Exercise requirements :: Please return the listing exactly as it stands, skipping any pictures.

"""

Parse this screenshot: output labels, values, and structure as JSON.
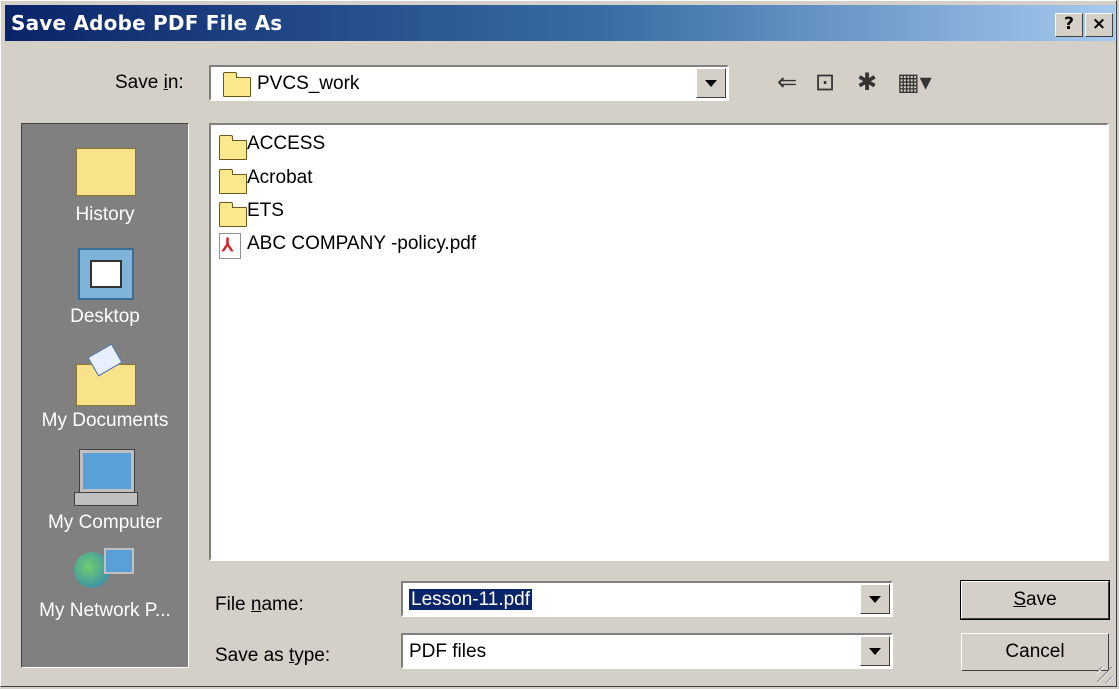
{
  "window": {
    "title": "Save Adobe PDF File As",
    "help_label": "?",
    "close_label": "×"
  },
  "save_in": {
    "label_pre": "Save ",
    "label_u": "i",
    "label_post": "n:",
    "value": "PVCS_work"
  },
  "toolbar": {
    "back_glyph": "⇐",
    "up_glyph": "⊡",
    "new_folder_glyph": "✱",
    "view_glyph": "▦▾"
  },
  "places": [
    {
      "label": "History",
      "icon": "history-icon"
    },
    {
      "label": "Desktop",
      "icon": "desktop-icon"
    },
    {
      "label": "My Documents",
      "icon": "my-documents-icon"
    },
    {
      "label": "My Computer",
      "icon": "my-computer-icon"
    },
    {
      "label": "My Network P...",
      "icon": "my-network-icon"
    }
  ],
  "files": [
    {
      "name": "ACCESS",
      "type": "folder"
    },
    {
      "name": "Acrobat",
      "type": "folder"
    },
    {
      "name": "ETS",
      "type": "folder"
    },
    {
      "name": "ABC COMPANY -policy.pdf",
      "type": "pdf"
    }
  ],
  "file_name": {
    "label_pre": "File ",
    "label_u": "n",
    "label_post": "ame:",
    "value": "Lesson-11.pdf"
  },
  "save_type": {
    "label_pre": "Save as ",
    "label_u": "t",
    "label_post": "ype:",
    "value": "PDF files"
  },
  "buttons": {
    "save_u": "S",
    "save_rest": "ave",
    "cancel": "Cancel"
  }
}
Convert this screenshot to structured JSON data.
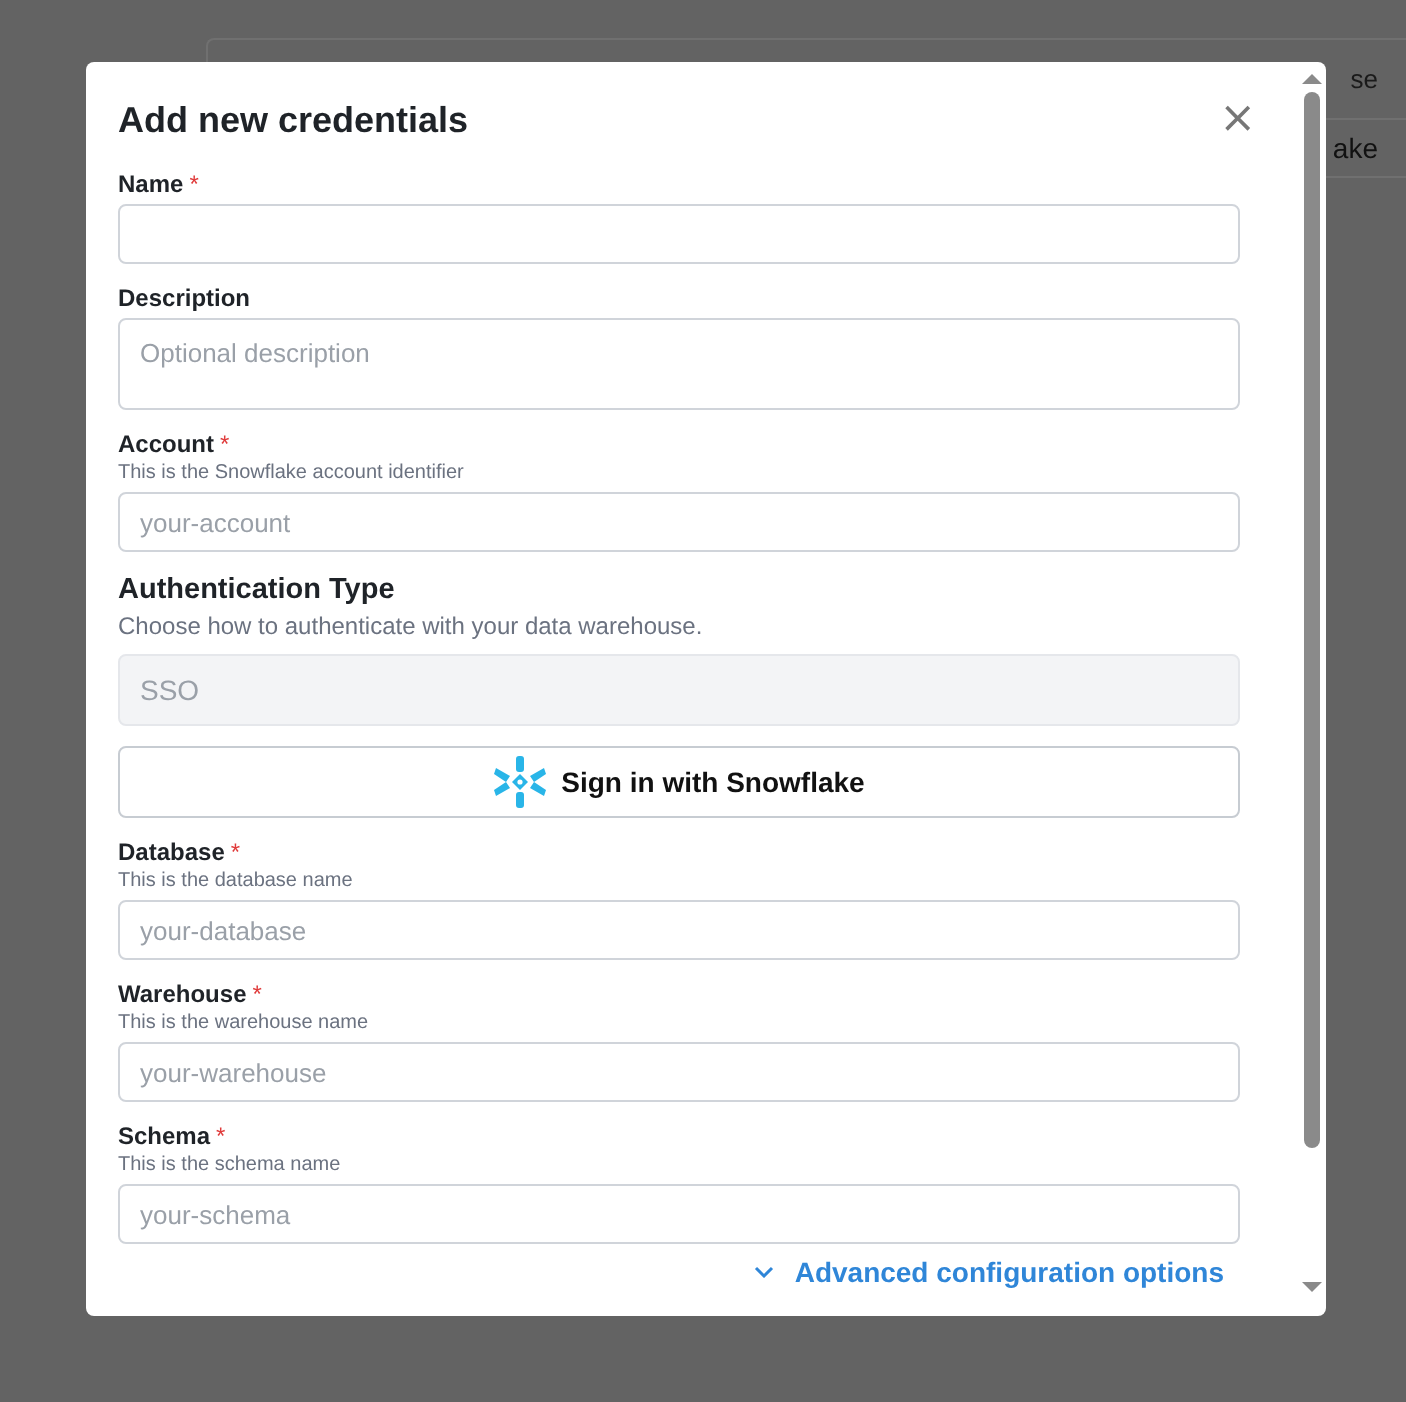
{
  "background": {
    "column_header": "se",
    "cell": "ake"
  },
  "modal": {
    "title": "Add new credentials",
    "close": "×",
    "form": [
      {
        "kind": "input",
        "label": "Name",
        "required_mark": "*"
      },
      {
        "kind": "textarea",
        "label": "Description",
        "placeholder": "Optional description"
      },
      {
        "kind": "input",
        "label": "Account",
        "required_mark": "*",
        "hint": "This is the Snowflake account identifier",
        "placeholder": "your-account"
      },
      {
        "kind": "section",
        "title": "Authentication Type",
        "subtitle": "Choose how to authenticate with your data warehouse."
      },
      {
        "kind": "select",
        "value": "SSO",
        "disabled": true
      },
      {
        "kind": "signin",
        "label": "Sign in with Snowflake"
      },
      {
        "kind": "input",
        "label": "Database",
        "required_mark": "*",
        "hint": "This is the database name",
        "placeholder": "your-database"
      },
      {
        "kind": "input",
        "label": "Warehouse",
        "required_mark": "*",
        "hint": "This is the warehouse name",
        "placeholder": "your-warehouse"
      },
      {
        "kind": "input",
        "label": "Schema",
        "required_mark": "*",
        "hint": "This is the schema name",
        "placeholder": "your-schema"
      }
    ],
    "advanced_link": "Advanced configuration options"
  }
}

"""

Your response ::
Parse this screenshot: output labels, values, and structure as JSON.
{
  "window": {
    "title": "Save Adobe PDF File As",
    "help_label": "?",
    "close_label": "×"
  },
  "save_in": {
    "label_pre": "Save ",
    "label_u": "i",
    "label_post": "n:",
    "value": "PVCS_work"
  },
  "toolbar": {
    "back_glyph": "⇐",
    "up_glyph": "⊡",
    "new_folder_glyph": "✱",
    "view_glyph": "▦▾"
  },
  "places": [
    {
      "label": "History",
      "icon": "history-icon"
    },
    {
      "label": "Desktop",
      "icon": "desktop-icon"
    },
    {
      "label": "My Documents",
      "icon": "my-documents-icon"
    },
    {
      "label": "My Computer",
      "icon": "my-computer-icon"
    },
    {
      "label": "My Network P...",
      "icon": "my-network-icon"
    }
  ],
  "files": [
    {
      "name": "ACCESS",
      "type": "folder"
    },
    {
      "name": "Acrobat",
      "type": "folder"
    },
    {
      "name": "ETS",
      "type": "folder"
    },
    {
      "name": "ABC COMPANY -policy.pdf",
      "type": "pdf"
    }
  ],
  "file_name": {
    "label_pre": "File ",
    "label_u": "n",
    "label_post": "ame:",
    "value": "Lesson-11.pdf"
  },
  "save_type": {
    "label_pre": "Save as ",
    "label_u": "t",
    "label_post": "ype:",
    "value": "PDF files"
  },
  "buttons": {
    "save_u": "S",
    "save_rest": "ave",
    "cancel": "Cancel"
  }
}
Convert this screenshot to structured JSON data.
{
  "background": {
    "column_header": "se",
    "cell": "ake"
  },
  "modal": {
    "title": "Add new credentials",
    "close": "×",
    "form": [
      {
        "kind": "input",
        "label": "Name",
        "required_mark": "*"
      },
      {
        "kind": "textarea",
        "label": "Description",
        "placeholder": "Optional description"
      },
      {
        "kind": "input",
        "label": "Account",
        "required_mark": "*",
        "hint": "This is the Snowflake account identifier",
        "placeholder": "your-account"
      },
      {
        "kind": "section",
        "title": "Authentication Type",
        "subtitle": "Choose how to authenticate with your data warehouse."
      },
      {
        "kind": "select",
        "value": "SSO",
        "disabled": true
      },
      {
        "kind": "signin",
        "label": "Sign in with Snowflake"
      },
      {
        "kind": "input",
        "label": "Database",
        "required_mark": "*",
        "hint": "This is the database name",
        "placeholder": "your-database"
      },
      {
        "kind": "input",
        "label": "Warehouse",
        "required_mark": "*",
        "hint": "This is the warehouse name",
        "placeholder": "your-warehouse"
      },
      {
        "kind": "input",
        "label": "Schema",
        "required_mark": "*",
        "hint": "This is the schema name",
        "placeholder": "your-schema"
      }
    ],
    "advanced_link": "Advanced configuration options"
  }
}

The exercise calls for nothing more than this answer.